David Allen, Chief Executive at the Faculty of Public Health, is passionate about social inclusion for people with disabilities. In his blog, he offers some practical steps to ensure people with sight loss enjoy health in all aspects of life.
George McNamara has spent the last ten years working in health policy. Today, he is the Director of Research, Policy and Innovation at Fight for Sight. During this year’s National Eye Health Week, he spoke to RNIB Connect Radio about the importance of research in preventing and treating sight loss, and shares some of the exciting new breakthroughs happening within the sector.

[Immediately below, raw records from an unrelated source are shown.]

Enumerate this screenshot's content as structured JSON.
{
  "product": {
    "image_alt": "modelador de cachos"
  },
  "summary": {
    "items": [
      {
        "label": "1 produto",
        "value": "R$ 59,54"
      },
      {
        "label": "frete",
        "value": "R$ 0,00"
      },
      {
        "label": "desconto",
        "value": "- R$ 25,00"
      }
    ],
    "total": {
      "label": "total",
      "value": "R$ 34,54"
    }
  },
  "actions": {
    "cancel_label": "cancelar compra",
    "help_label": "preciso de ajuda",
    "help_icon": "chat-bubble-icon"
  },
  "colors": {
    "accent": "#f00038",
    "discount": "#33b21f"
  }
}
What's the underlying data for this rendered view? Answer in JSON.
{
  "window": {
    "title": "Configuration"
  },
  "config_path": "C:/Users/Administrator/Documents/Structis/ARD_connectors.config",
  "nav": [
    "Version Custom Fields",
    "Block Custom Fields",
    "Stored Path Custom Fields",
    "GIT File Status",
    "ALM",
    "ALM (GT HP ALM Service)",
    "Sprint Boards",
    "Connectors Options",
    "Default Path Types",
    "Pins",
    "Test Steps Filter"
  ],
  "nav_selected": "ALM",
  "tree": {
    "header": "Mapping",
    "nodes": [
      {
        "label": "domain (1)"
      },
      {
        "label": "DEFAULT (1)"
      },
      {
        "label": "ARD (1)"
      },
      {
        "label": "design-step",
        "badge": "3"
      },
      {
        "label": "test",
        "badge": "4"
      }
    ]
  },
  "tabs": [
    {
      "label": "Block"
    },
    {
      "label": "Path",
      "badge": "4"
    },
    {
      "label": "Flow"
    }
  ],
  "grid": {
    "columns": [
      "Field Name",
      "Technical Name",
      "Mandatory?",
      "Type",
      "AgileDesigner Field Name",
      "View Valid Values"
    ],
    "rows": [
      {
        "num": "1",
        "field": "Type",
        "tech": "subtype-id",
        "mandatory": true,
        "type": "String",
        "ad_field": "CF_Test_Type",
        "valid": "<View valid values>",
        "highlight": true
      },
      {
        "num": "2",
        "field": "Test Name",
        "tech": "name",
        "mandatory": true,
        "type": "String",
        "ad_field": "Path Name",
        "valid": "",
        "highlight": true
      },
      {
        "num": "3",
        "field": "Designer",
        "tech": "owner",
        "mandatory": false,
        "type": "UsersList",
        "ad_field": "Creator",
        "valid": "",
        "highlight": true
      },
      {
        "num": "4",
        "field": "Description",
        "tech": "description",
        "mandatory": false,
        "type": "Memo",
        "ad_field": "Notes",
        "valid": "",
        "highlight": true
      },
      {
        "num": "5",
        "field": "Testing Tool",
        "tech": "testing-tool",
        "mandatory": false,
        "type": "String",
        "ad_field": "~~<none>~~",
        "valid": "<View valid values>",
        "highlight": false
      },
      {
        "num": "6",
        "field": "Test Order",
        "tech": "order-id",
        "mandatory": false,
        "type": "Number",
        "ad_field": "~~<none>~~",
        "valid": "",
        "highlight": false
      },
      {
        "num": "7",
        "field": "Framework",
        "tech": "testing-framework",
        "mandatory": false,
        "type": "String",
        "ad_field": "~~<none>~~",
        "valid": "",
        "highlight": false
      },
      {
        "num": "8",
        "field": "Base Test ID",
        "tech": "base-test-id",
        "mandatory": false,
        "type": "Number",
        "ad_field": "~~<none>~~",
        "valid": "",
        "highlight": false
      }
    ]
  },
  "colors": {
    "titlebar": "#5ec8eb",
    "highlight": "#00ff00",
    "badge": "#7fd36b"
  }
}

Findings from a new report published by RNIB and Specsavers, suggest the eye health crisis is set to deepen. Interim Chief Executive of RNIB, Sally Harvey and Specsavers Optometrist, Dr Nigel Best, sheds light on some of the key report findings.
With the launch of the new Certificate of Vision Impairment (CVI) form last month, we looked back almost thirty years at an edition of New Beacon from August 1989 when a commentary of a report proposing changes to the CVI form’s predecessor, the DB8 form, was printed.
In July 1947, The New Beacon featured an article exploring attitudes towards deafblind people. Author Frieda La Pla, deaf and blind herself, raises awareness of some of these harmful attitudes and suggests how these could be addressed.
In 1962, RNIB established the National Eye Donor Scheme, which sought to encourage people to donate their eyes after death for corneal grafting and other therapeutic purposes. Ten years later, in April 1972, New Beacon featured an article about how cornea material was being flown abroad for operations with Commonwealth nationals. Dive into the archive to find out more.
It is estimated that between 10-15 per cent of rehabilitation officers in the UK who work with people with a vision impairment have a sight condition themselves. However, a rehab officer with VI, Rod Wilson, wrote an article for NB in 1985 in which he explains how he didn’t feel people with VI were taken seriously enough in the profession. Look back in the NB archive to find out why.